I've been goal setting for years. My very first taste of this tantalising exercise was way back in the days when my daughter was at primary school. Goodness knows why I went along to a parents' session that involved goal setting - all I remember was the part of the course on developing your own photos in a lab! But many years later, I found the notes I'd made at the time and was astounded to find that a few of the things I'd put down back then (such as "attend a writing conference in the US") had been achieved. If you'd asked me what I'd written down, I would have had no idea.
Later, I worked in a community arts centre and there I ventured into my second round of goal setting. The session was new to me, but familiar to nearly everyone now. 1. What would you like to achieve one day. 2. What do you want to achieve in 3 years. 3. What would you put at the top of the list if you had six months to live! I kept the handouts from that session, but not the goals I set. However, the two experiences stayed with me, and I have done a range of goal setting exercises ever since. Usually around February or March each year, after the initial New Year's resolutions have worn off and I can be practical about it.
Except, a few years down the track now, I have been finding the whole goal setting thing a total yawn. A list of jobs. An obvious list of stuff I already know I have to do (including deadlines) so why bother going through the motions? I've been giving this a bit of thought over the past few months, in the face of what looked like just another list of THINGS TO DO, and have come to some conclusions.
1. Deadlines and things contracted (with future due dates) don't belong on a Goals list.
2. Jobs such as cleaning out your office don't belong on a Goals list either - if only because this will be an ongoing job that will keep me busy until Infinity.
3. Jobs and commitments that involve other people don't belong on a Goals list.
4. What might help to re-inspire you about Goals is to change the word to Dreams, and then have a good think about the difference.
5. Dreams involve inspiration, excitement, anticipation and happy planning. They involve little steps, each one of which makes you feel good. Trips to France are included in Dreams. Completing a revision by 30 June, or fixing up your tax records, are absolutely not!
6. Dreams should include a couple of things that are wonderful to contemplate, but probably unreachable in practical terms. The exciting bit is when you start to see them become reachable.

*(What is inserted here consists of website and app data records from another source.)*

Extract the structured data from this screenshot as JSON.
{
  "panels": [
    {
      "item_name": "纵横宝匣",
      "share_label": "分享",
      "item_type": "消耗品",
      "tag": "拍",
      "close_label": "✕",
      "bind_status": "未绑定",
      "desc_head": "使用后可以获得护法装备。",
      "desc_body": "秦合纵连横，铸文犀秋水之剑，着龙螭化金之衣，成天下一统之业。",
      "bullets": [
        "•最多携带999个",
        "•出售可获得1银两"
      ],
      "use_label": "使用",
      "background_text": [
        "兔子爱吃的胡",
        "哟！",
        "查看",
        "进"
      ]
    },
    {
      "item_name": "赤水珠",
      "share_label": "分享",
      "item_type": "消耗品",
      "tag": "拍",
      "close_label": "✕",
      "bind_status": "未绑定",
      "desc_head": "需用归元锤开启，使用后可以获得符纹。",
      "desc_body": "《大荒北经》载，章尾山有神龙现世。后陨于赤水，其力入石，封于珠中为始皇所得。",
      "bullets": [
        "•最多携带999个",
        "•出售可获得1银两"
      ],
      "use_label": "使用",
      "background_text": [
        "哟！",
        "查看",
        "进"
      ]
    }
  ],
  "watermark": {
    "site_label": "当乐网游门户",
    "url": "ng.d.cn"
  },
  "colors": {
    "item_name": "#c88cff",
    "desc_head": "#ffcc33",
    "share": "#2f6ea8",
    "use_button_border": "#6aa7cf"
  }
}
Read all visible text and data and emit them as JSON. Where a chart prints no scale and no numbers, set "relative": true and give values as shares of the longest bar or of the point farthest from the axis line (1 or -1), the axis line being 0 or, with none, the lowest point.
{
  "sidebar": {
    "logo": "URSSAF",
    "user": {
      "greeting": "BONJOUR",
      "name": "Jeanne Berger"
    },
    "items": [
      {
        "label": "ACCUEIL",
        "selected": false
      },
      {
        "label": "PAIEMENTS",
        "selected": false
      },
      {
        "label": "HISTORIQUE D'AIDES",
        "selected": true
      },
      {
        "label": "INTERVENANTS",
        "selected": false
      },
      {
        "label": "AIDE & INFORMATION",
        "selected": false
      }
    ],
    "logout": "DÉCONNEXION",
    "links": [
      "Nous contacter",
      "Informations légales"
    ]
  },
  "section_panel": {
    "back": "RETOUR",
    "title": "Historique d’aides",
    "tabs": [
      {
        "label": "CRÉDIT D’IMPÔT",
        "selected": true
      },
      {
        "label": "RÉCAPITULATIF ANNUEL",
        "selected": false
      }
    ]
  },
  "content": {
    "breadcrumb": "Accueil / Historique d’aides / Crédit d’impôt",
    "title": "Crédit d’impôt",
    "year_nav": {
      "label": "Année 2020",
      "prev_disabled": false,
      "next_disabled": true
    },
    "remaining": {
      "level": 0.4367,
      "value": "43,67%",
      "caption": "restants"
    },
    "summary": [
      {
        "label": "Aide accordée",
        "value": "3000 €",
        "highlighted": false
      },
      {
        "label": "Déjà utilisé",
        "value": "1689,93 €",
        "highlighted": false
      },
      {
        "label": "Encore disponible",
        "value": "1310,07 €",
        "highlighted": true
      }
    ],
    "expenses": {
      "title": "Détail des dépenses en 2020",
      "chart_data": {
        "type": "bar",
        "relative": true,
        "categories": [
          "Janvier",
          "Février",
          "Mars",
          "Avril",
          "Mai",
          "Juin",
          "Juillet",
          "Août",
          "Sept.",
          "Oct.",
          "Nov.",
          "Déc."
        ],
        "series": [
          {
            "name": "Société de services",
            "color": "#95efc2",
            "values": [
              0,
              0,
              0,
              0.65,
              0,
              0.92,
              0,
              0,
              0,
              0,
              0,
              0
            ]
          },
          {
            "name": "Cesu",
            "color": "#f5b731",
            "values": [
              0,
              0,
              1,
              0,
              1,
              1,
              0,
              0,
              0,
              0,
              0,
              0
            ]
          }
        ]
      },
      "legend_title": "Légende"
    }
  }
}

So I've thrown away any of my Goals that sound like Jobs. I've put plenty of Dreams back on the list, things that I want to do just for me and no one else. Things that make me happy just to think about them. Things that don't rely on or respond to anyone else except me. I've been to France (and that was a dream come true!) - maybe now I'll start thinking about South America ... or Alaska ... or Canada ... or ...